(Reuters) - Yardage numbers were often meaningless for Rickie Fowler on a brutal Friday at the Hyundai Tournament of Champions in Hawaii where the first round was eventually abandoned because of severe gusting winds.
With golf umbrellas bending sharply in intermittent driving rain and balls being blown off line on the more exposed greens, Fowler realized he simply had to choose his shot and then try to pull it off.
“For the most part, I told my caddie I almost didn’t even need any (yardage) numbers today,” American Fowler told reporters after the opening round was scrapped because of winds gusting up to 45 mph.
”It’s more looking at the shot and seeing what the weather is, just grab a club and pick the flight and hit it. Numbers were kind of irrelevant at times.
“I had a ball that rolled up the hill on (hole) six with a gust; and that was a few holes back from when we finished. We didn’t say anything. We were just kind of toughing it out ... guinea pigs up front.”
Fowler and fellow American Jason Dufner had teed off as the first pairing of the day in the PGA Tour’s season-opening event at the Kapalua Resort.
They had completed only eight holes, with Fowler slipping to three over par and Dufner sitting at one over, when play was suspended.
Organizers later decided to wipe out the first round and send the players out on Saturday in a bid to complete 36 holes.
“After the strong winds that came through and the weather, I felt like it was a smart decision,” said Fowler, who booked his place in the elite, winners-only field of 30 with his maiden PGA Tour victory at last year’s Wells Fargo Championship.

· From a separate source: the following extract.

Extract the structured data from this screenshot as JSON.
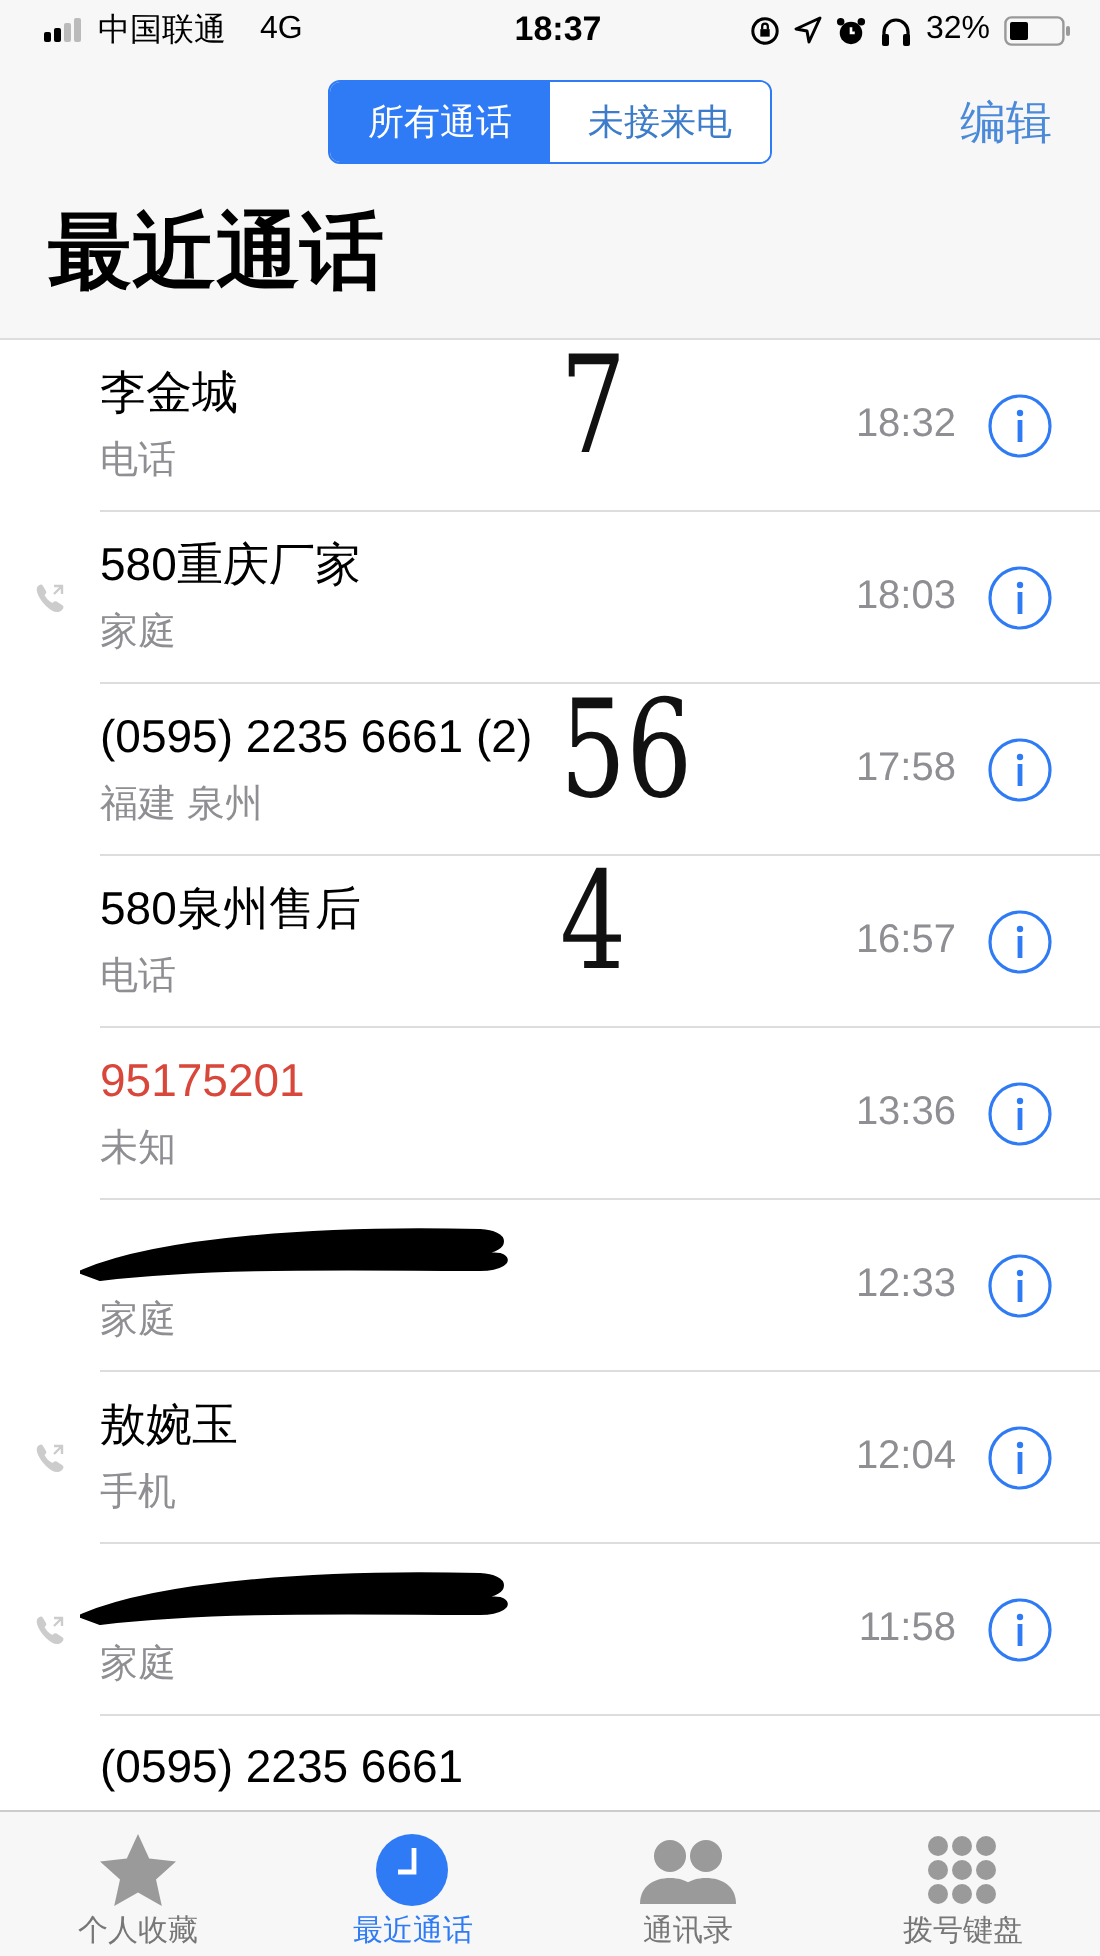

“Obviously Webb (Simpson) is probably the only one that may be a little bummed,” he added, referring to U.S. Open champion who was three under for the round after seven holes. “He was out there playing well and had control of his golf ball.”
The killer blow for Fowler came when he double-bogeyed the eighth after dumping his tee shot into a hazard, and he was delighted when play was abandoned soon after.
“I‘m really glad that didn’t count because after hitting that and hearing the horn blow a minute later as I‘m walking off the tee made me a little upset,” he said.
”I felt like I was playing pretty well up until we had to hit in some crazy weather on eight and I ended up making double. Other than that, one over par, I felt like it was pretty good over seven holes.
“It was brutal out there. You definitely had to be hitting solid golf shots and picking the right times to hit.”
Friday’s decision by organizers to wipe out a round due to poor weather was the first on the PGA Tour since the second round of the 2005 Players Championship was declared “null and void”.
Reporting by Mark Lamport-Stokes in Los Angeles; Editing by Greg Stutchbury